Grand Rapids, Mich.-based furniture manufacturer Steelcase is among that number. According to supply chain manager Mary Ellen Mika, the direct benefits are twofold: reduced cost and increased credibility (courtesy of a "Cradle to Cradle" designation by certification firm McDonough Braungart Design Chemistry), and the indirect benefits are shared along the value chain. "We offer our suppliers the benefit of using our consultants, and we cover the cost," she says. "After they reduce their cost through reducing waste and lean improvement methods, they can pass those savings on to us, or position themselves for getting more business."
Some customers are more aggressive than others, and chief among tough customers is retail giant Wal-Mart, which is pursuing a set of impressive sustainability initiatives in its usual massive, methodical and relentless fashion.
According to James Stanway, Wal-Mart's director of product development, the retailer is very proactive about using its unparalleled leverage with suppliers, sending its army of logistics engineers and energy auditors out onto the factory floors of even its smallest suppliers. "We were inefficient when we were small," he relates. "So we don't mind helping them out, and it comes back to us in reduced cost."
Wal-Mart recently undertook a partnership with suppliers in seven key product verticals to determine the carbon footprint of seven typical products. Stanway maintains that the expense for this project will pay for itself by further increasing supply chain visibility, aiding the giant retailer in its never-ending quest for operational efficiency.

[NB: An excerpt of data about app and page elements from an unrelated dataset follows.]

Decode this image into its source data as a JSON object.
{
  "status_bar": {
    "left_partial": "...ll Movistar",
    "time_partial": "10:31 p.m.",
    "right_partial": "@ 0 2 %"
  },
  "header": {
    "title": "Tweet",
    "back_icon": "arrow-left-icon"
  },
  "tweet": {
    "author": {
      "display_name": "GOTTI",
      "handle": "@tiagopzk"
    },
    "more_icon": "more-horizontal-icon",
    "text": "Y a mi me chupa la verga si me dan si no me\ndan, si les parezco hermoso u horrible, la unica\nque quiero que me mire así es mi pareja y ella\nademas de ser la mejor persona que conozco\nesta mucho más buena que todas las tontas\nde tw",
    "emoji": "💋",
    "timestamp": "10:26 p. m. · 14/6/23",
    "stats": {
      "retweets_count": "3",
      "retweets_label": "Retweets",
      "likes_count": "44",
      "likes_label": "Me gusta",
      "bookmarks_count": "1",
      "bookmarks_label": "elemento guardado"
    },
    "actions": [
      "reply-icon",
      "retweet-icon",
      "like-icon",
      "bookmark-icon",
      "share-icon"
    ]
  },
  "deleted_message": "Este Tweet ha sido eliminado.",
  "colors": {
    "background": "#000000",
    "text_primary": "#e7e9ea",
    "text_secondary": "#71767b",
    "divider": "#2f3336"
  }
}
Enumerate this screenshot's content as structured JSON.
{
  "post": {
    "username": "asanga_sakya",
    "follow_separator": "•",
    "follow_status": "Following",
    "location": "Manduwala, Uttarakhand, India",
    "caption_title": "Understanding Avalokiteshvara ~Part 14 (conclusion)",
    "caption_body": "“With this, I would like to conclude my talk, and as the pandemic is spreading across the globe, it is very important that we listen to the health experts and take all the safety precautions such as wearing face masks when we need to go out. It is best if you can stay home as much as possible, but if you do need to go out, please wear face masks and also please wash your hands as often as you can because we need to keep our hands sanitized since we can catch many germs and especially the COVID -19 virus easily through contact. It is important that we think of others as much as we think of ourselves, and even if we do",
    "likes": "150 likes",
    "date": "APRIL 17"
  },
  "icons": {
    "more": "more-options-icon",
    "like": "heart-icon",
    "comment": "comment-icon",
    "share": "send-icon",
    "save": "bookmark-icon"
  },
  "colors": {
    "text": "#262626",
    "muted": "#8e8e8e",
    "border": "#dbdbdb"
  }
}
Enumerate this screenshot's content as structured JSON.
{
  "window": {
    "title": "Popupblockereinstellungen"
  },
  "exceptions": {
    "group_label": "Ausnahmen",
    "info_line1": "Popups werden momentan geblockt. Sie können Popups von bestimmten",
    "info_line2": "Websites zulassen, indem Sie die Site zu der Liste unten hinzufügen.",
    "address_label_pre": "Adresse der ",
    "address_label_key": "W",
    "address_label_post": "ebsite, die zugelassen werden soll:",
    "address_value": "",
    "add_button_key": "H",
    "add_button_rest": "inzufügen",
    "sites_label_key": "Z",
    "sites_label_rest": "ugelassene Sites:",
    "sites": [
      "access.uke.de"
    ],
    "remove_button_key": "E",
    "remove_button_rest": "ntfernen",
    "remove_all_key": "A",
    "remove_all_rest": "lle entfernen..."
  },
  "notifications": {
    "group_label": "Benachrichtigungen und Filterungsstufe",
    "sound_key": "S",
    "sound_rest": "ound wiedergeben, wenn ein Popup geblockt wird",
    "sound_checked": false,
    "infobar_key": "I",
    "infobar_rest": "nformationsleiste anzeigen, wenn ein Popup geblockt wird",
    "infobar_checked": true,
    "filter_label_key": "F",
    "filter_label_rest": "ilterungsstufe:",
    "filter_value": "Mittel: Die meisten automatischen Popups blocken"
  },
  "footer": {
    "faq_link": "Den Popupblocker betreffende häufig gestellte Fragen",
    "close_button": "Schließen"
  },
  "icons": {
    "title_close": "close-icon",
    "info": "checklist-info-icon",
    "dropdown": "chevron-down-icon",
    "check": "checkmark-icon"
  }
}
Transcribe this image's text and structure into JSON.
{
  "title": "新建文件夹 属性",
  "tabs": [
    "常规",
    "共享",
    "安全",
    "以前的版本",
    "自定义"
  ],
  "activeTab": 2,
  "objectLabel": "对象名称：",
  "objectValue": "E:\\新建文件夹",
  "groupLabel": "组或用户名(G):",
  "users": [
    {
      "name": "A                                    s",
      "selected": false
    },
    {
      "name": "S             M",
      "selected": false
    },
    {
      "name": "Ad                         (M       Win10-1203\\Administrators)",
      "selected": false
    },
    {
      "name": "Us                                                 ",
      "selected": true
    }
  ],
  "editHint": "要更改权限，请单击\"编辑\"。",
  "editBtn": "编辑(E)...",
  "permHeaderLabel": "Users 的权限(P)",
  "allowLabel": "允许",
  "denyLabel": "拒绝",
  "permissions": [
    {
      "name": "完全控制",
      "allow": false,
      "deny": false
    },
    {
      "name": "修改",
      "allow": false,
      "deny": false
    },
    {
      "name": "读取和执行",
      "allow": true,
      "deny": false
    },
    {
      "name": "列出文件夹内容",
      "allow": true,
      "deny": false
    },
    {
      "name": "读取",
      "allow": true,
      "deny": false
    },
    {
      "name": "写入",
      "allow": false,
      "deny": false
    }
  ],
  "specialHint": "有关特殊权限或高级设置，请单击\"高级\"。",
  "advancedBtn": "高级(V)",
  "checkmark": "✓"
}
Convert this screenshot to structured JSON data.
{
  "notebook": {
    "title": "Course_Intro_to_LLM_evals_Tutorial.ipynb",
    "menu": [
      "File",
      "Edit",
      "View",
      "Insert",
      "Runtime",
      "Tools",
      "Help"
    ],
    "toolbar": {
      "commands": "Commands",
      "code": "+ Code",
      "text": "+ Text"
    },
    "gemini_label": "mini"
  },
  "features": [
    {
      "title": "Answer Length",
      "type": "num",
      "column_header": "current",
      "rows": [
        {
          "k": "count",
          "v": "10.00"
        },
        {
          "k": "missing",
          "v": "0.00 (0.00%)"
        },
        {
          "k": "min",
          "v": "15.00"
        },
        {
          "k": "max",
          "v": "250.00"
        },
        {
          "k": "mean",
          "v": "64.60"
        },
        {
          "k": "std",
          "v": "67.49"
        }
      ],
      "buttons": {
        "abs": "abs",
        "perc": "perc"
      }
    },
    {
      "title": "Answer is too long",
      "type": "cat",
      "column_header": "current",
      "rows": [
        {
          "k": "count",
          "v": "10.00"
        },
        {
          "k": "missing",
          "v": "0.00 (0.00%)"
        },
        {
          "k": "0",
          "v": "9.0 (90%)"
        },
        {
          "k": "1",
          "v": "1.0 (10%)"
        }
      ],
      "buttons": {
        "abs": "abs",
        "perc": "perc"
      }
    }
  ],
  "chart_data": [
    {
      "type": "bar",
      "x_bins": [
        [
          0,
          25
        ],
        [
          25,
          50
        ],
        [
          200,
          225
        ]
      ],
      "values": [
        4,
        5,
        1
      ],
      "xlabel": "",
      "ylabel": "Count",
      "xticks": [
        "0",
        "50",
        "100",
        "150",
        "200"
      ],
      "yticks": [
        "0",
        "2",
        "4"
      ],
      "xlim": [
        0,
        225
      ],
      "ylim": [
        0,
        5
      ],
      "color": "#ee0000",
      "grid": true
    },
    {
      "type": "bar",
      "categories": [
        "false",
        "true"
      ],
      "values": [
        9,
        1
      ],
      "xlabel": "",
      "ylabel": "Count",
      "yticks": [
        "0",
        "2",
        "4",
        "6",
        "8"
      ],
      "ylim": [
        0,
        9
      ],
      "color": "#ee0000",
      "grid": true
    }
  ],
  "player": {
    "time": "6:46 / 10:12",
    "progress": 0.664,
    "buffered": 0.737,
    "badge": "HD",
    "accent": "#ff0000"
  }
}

Stanway even draws a direct parallel between environmental and quality improvement initiatives, saying that in his experience, "Knowledge of carbon footprint is actually a good proxy for product quality."
Finally, as in any successful CI initiative, employee participation is vital to getting the most value for the investment of effort. And if you play your cards right, empowered employees can be your best marketers, says consultant Bob Willard, author of The Sustainability Advantage. "Ensuring that employees agree with your assertions first is critical, and that's a lot easier to do if you involve them, and let them drive the process," Willard says.
Echoing the employee engagement principle, Summit's Miller says that both executive and employee sponsorship are crucial for long-term success so that the low-hanging fruit, once found and picked, doesn't grow right back.
"In order for an efficiency solution to be sustainable, it's got to be sponsored by the COO, but it's also got to be supported by the facilities engineers who know the plant better than anyone else," he says.
Examples of the benefits of this "green team spirit" are abundant in the manufacturing arena. Xerox's Earth Awards employee suggestion program, for example, features teams of employees from various disciplines who have, among many other things, devised a solution that drastically reduces the amount of water used in a key plant process -- an important step since water use, like carbon emissions, will likely become constrained in coming years.
Executives at 3M credit employee involvement at all levels, and particularly those in manufacturing and technical positions, for the three decades of success of its "3P" (Pollution Prevention Pays) program, an effort that so far has generated more than 6,300 employee-driven suggestions with first-year savings of more than $1 billion dollars.
According to Willard, research shows that large companies with robust sustainability programs can increase profits "by a minimum of 38% over five years, and small- and medium-sized companies can increase profits by a minimum of 66% in the same time frame." And continuous improvement of profits is the kind of green everyone can agree with.